_What the task requires_
Only lines holding the word "title" should be copied from the material.

*** Study material ***

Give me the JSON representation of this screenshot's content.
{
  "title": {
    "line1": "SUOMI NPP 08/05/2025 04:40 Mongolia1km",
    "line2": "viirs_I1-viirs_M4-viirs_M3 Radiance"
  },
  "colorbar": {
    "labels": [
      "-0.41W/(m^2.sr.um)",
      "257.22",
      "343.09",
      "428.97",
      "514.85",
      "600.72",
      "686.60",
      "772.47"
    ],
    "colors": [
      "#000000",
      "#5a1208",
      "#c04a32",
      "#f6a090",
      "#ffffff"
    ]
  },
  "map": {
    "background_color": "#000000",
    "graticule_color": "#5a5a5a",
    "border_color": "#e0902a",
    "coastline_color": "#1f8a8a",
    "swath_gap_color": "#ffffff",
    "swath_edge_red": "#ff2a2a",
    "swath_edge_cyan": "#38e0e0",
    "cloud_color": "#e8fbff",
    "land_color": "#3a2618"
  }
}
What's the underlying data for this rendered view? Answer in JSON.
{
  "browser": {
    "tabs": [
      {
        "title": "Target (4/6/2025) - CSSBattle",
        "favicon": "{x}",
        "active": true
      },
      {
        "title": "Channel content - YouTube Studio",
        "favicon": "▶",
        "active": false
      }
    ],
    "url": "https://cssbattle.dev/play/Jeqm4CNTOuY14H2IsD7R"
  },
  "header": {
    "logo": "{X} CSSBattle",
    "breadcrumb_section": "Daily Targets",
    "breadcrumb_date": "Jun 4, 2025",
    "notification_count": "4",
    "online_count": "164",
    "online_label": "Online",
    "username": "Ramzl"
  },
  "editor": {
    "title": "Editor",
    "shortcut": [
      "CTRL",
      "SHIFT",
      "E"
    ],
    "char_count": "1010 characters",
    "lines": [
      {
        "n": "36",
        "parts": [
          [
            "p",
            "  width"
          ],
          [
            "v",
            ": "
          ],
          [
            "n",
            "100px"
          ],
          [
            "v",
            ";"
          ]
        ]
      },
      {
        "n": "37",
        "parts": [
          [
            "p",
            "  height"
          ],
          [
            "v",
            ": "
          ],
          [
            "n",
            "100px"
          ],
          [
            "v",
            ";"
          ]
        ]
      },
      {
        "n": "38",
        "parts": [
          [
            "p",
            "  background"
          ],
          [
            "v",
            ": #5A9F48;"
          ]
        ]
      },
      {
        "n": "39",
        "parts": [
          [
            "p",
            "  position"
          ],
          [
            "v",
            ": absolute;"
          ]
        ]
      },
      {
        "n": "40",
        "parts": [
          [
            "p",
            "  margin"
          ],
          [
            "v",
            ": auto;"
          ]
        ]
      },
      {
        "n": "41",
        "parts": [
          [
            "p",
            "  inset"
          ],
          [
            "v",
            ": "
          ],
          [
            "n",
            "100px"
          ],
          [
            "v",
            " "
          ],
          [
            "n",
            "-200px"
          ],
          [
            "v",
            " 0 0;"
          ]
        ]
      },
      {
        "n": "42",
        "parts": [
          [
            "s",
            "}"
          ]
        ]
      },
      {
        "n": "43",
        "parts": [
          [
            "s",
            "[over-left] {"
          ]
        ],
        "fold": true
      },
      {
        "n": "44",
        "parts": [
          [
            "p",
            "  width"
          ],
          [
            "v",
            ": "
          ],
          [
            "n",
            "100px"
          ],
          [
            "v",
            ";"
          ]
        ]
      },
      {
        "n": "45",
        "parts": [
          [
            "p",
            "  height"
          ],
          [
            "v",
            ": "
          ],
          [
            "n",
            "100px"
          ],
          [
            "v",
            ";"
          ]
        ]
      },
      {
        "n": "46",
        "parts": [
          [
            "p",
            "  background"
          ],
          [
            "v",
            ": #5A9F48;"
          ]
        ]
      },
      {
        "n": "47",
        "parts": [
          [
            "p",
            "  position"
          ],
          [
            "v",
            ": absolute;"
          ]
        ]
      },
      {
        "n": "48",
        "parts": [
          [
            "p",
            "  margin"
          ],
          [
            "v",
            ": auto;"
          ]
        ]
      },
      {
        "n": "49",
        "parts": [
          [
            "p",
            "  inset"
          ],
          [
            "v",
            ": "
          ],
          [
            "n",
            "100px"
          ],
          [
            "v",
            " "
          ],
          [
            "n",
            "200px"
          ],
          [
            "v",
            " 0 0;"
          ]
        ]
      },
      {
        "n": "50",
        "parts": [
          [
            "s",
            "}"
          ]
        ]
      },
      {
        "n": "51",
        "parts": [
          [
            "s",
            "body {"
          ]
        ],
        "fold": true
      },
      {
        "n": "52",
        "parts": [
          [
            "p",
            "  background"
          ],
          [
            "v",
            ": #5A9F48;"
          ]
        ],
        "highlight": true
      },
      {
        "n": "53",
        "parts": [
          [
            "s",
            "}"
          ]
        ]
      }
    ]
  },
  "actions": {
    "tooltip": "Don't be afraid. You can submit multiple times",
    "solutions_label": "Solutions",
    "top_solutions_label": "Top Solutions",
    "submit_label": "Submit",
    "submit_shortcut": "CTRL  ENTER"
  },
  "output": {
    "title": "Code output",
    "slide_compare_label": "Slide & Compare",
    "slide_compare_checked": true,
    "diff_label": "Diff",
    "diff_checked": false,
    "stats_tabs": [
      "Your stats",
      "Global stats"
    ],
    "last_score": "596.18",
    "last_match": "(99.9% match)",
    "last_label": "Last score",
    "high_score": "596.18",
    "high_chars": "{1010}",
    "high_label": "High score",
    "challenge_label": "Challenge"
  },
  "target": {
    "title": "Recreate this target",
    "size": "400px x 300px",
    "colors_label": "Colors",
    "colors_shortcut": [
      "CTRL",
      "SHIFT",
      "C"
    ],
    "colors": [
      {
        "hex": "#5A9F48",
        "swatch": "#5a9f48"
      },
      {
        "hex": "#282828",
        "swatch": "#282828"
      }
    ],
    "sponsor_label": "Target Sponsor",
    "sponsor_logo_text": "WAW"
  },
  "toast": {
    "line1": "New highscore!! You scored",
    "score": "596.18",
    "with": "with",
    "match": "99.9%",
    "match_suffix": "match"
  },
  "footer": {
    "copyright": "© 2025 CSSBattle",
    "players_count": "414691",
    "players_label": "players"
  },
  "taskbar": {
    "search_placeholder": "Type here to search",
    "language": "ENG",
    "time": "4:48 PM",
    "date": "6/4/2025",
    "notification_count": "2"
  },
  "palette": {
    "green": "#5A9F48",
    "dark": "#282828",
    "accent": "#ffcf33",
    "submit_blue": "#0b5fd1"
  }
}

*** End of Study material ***

_Output below_
  "title": {
        "title": "Target (4/6/2025) - CSSBattle",
        "title": "Channel content - YouTube Studio",
    "title": "Editor",
    "title": "Code output",
    "title": "Recreate this target",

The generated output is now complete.